● **What is being asked**:
Output only the entries, exactly as given, without the pictures.
[Task data — start]
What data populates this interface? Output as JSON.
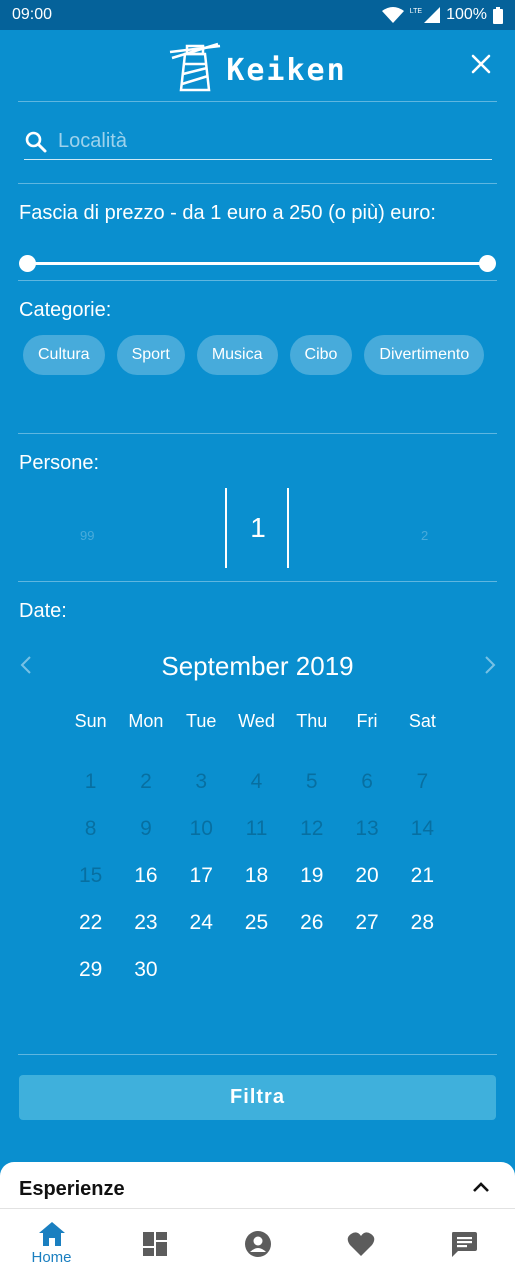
{
  "status_bar": {
    "time": "09:00",
    "battery": "100%",
    "network": "LTE"
  },
  "header": {
    "app_name": "Keiken"
  },
  "search": {
    "placeholder": "Località"
  },
  "price": {
    "label": "Fascia di prezzo - da 1 euro a 250 (o più) euro:",
    "min": 1,
    "max": 250
  },
  "categories": {
    "label": "Categorie:",
    "items": [
      "Cultura",
      "Sport",
      "Musica",
      "Cibo",
      "Divertimento"
    ]
  },
  "persons": {
    "label": "Persone:",
    "prev": "99",
    "value": "1",
    "next": "2"
  },
  "dates": {
    "label": "Date:",
    "month": "September 2019",
    "weekdays": [
      "Sun",
      "Mon",
      "Tue",
      "Wed",
      "Thu",
      "Fri",
      "Sat"
    ],
    "weeks": [
      [
        "1",
        "2",
        "3",
        "4",
        "5",
        "6",
        "7"
      ],
      [
        "8",
        "9",
        "10",
        "11",
        "12",
        "13",
        "14"
      ],
      [
        "15",
        "16",
        "17",
        "18",
        "19",
        "20",
        "21"
      ],
      [
        "22",
        "23",
        "24",
        "25",
        "26",
        "27",
        "28"
      ],
      [
        "29",
        "30",
        "",
        "",
        "",
        "",
        ""
      ]
    ],
    "first_available_day": 16
  },
  "filter_button": "Filtra",
  "bottom_sheet": {
    "title": "Esperienze"
  },
  "nav": {
    "items": [
      {
        "label": "Home",
        "icon": "home-icon",
        "active": true
      },
      {
        "label": "",
        "icon": "dashboard-icon",
        "active": false
      },
      {
        "label": "",
        "icon": "account-icon",
        "active": false
      },
      {
        "label": "",
        "icon": "heart-icon",
        "active": false
      },
      {
        "label": "",
        "icon": "chat-icon",
        "active": false
      }
    ]
  },
  "colors": {
    "primary": "#0a8fcf",
    "status_bar": "#05629a",
    "active_nav": "#1a7fc0",
    "nav_icon": "#5c5c5c"
  }
}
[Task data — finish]
● **Expected answer**:
What data populates this interface? Output as JSON.
{
  "status_bar": {
    "time": "09:00",
    "battery": "100%",
    "network": "LTE"
  },
  "header": {
    "app_name": "Keiken"
  },
  "search": {
    "placeholder": "Località"
  },
  "price": {
    "label": "Fascia di prezzo - da 1 euro a 250 (o più) euro:",
    "min": 1,
    "max": 250
  },
  "categories": {
    "label": "Categorie:",
    "items": [
      "Cultura",
      "Sport",
      "Musica",
      "Cibo",
      "Divertimento"
    ]
  },
  "persons": {
    "label": "Persone:",
    "prev": "99",
    "value": "1",
    "next": "2"
  },
  "dates": {
    "label": "Date:",
    "month": "September 2019",
    "weekdays": [
      "Sun",
      "Mon",
      "Tue",
      "Wed",
      "Thu",
      "Fri",
      "Sat"
    ],
    "weeks": [
      [
        "1",
        "2",
        "3",
        "4",
        "5",
        "6",
        "7"
      ],
      [
        "8",
        "9",
        "10",
        "11",
        "12",
        "13",
        "14"
      ],
      [
        "15",
        "16",
        "17",
        "18",
        "19",
        "20",
        "21"
      ],
      [
        "22",
        "23",
        "24",
        "25",
        "26",
        "27",
        "28"
      ],
      [
        "29",
        "30",
        "",
        "",
        "",
        "",
        ""
      ]
    ],
    "first_available_day": 16
  },
  "filter_button": "Filtra",
  "bottom_sheet": {
    "title": "Esperienze"
  },
  "nav": {
    "items": [
      {
        "label": "Home",
        "icon": "home-icon",
        "active": true
      },
      {
        "label": "",
        "icon": "dashboard-icon",
        "active": false
      },
      {
        "label": "",
        "icon": "account-icon",
        "active": false
      },
      {
        "label": "",
        "icon": "heart-icon",
        "active": false
      },
      {
        "label": "",
        "icon": "chat-icon",
        "active": false
      }
    ]
  },
  "colors": {
    "primary": "#0a8fcf",
    "status_bar": "#05629a",
    "active_nav": "#1a7fc0",
    "nav_icon": "#5c5c5c"
  }
}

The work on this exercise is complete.